MVTec Software GmbH has released version 22.05 of its HALCON machine vision software (Figure 11), which will offer “Global Context Anomaly Detection”. By detecting logical anomalies in images, HALCON 22.05 opens up new application areas and represents a further development of the deep learning technology of anomaly detection. Global Context Anomaly Detection can “understand” the logical content of the entire image. Like the existing anomaly detection in HALCON, Global Context Anomaly Detection requires only “good images” for training. The training data do not need to be labeled. The technology can thus detect completely new anomaly variants, such as missing, deformed, or incorrectly arranged components of an assembly, for example.
Zebra Aurora™ Vision Studio 5.2 (Figure 12) features a new off-line mode and Filmstrip control, a brand-new Golden Template 3D tool, as well as support of multiple GPUs in Deep Learning inference and improved Deep Learning OCR. The 5.2 version of Zebra Aurora™ Vision Studio has entered the BETA stage and is available for download.
The DeepView X400 (Figure 13) features fully onboard artificial intelligence. The DeepView AI Camera enables production inspection, image storage, and new application training all from an intuitive Web browser user interface. It includes 6 CPUs, a 400-core GPU, 2 AI accelerators, and 1 TB storage. According to the manufacturer, this allows the camera to store eight jobs and up to one million images. Google Chrome connects to the camera’s IP address and grants access to the image capture and labeling, neutral network training, and inspection job creation functions. This facilitates “train-on-the-fly” neural network improvement.

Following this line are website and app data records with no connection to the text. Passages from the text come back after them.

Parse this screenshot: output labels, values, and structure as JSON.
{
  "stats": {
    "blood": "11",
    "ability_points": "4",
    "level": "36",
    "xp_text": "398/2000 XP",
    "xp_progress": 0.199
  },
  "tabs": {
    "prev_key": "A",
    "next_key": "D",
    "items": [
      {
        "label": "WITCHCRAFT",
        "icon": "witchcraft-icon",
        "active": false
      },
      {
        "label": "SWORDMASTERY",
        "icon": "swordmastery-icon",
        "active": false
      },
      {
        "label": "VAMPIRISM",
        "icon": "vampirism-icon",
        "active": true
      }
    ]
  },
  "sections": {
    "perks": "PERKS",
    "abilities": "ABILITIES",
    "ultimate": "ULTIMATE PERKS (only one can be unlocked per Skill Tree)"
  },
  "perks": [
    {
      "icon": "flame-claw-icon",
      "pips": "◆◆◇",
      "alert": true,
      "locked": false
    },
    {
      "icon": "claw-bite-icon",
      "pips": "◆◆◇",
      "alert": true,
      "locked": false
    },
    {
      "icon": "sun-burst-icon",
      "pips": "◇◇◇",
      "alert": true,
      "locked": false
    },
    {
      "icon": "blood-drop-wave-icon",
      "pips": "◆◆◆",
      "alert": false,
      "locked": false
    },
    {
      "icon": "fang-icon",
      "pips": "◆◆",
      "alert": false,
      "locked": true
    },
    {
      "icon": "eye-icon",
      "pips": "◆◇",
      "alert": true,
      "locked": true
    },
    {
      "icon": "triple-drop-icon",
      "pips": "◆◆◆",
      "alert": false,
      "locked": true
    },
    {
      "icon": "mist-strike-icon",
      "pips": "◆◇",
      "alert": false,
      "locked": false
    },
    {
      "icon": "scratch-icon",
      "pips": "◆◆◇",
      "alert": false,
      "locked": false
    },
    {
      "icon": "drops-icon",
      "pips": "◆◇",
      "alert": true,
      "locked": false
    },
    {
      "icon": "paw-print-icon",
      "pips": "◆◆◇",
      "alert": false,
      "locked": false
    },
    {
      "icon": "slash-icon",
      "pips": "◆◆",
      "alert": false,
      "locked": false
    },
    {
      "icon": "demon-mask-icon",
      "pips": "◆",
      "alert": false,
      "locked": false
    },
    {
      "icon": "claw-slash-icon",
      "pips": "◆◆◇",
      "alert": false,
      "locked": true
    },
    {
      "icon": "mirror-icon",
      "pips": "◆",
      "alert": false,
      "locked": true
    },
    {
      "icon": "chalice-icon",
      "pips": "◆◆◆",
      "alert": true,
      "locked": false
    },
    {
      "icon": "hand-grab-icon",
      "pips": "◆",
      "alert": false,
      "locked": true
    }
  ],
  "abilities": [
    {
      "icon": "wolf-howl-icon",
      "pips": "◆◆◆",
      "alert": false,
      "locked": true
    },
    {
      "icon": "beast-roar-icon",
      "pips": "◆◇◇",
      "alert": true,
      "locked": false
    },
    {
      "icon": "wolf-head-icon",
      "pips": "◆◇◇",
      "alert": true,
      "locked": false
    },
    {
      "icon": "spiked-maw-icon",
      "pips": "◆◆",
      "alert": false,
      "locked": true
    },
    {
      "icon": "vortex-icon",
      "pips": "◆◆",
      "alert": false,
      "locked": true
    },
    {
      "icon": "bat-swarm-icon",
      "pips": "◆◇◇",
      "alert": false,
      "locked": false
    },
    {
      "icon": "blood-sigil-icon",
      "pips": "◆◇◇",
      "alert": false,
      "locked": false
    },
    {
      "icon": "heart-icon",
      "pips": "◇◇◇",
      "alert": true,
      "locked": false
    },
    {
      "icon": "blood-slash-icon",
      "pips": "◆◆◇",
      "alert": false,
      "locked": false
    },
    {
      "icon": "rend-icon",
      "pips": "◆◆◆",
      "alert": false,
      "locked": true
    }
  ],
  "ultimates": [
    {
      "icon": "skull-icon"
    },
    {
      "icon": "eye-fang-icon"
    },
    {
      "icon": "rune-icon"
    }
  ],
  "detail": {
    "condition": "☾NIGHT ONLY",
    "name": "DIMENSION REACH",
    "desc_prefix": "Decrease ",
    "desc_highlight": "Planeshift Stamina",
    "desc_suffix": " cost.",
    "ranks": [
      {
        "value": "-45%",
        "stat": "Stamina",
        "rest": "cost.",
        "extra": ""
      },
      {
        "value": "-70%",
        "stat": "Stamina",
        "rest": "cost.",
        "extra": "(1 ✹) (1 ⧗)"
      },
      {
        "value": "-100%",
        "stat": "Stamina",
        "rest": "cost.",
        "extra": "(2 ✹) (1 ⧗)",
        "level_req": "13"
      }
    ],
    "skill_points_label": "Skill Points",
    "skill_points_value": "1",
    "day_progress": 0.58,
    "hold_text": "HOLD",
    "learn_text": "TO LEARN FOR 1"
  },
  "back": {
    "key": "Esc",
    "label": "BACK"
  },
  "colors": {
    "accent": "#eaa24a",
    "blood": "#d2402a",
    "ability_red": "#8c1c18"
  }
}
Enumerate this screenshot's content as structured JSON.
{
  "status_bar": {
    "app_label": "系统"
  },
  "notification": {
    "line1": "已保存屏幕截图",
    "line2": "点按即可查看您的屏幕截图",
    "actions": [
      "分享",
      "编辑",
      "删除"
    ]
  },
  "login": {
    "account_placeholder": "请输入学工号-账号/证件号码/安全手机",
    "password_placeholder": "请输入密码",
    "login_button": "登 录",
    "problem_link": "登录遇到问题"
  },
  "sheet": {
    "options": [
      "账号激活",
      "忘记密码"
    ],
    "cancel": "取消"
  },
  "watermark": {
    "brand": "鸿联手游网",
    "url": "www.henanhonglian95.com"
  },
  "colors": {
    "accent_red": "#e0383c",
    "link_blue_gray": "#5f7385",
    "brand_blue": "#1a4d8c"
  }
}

Prophesee has launched the HD Metavision® Evaluation Kit (Metavision® EVK4-HD), which allows developers of computer vision systems to evaluate the Sony IMX636ES HD stacked event-based vision sensor (Figure 14). The kit comes with the Metavision® Intelligence Suite, a set of software tools for application development, including 95 algorithms, 67 code samples, and 11 ready-to-use applications. The kit also includes a C-mount 1/2.5’’ lens, C-CS lens mount adapter, tripod, and USB-C to USB-A cable. It has a maximum system bandwidth of 1.6 Gbps and maximum power of 1.5 W, which is powered via USB.
FabImage® Studio Professional (Figure 15), from Opto Engineering (Mantova, Italy; www.opto-e.com), is a software development environment equipped with an intuitive graphical interface for visual programming, more than 1,000 functions, and an HMI designer. It features a deep learning add-on that has a set of five ready-made tools that are trained with 20-50 sample images, and which then detect objects, defects, or features automatically. Internally, it uses large neural networks designed and optimized for use in industrial vision systems. Typical training time on a GPU is 5-15 minutes (training time can be different depending on the hardware choice and image size). Inference time varies depending on the tool and hardware between 5 and 100 ms per image.
Leveraging machine vision, edge computing, and secure cloud-based machine learning models, Elementary’s proprietary vision platform (Figure 16) can perform notoriously difficult or impossible quality inspections from any remote location with an Internet connection. The platform has been streamlined to allow anyone to quickly learn to train inspection models without typing a single line of code. Elementary machine learning offers multiple tools that can solve inspection needs ranging from foreign object detection, anomaly detection, label placement, and presence checks to part classification, code reading, and OCR text reading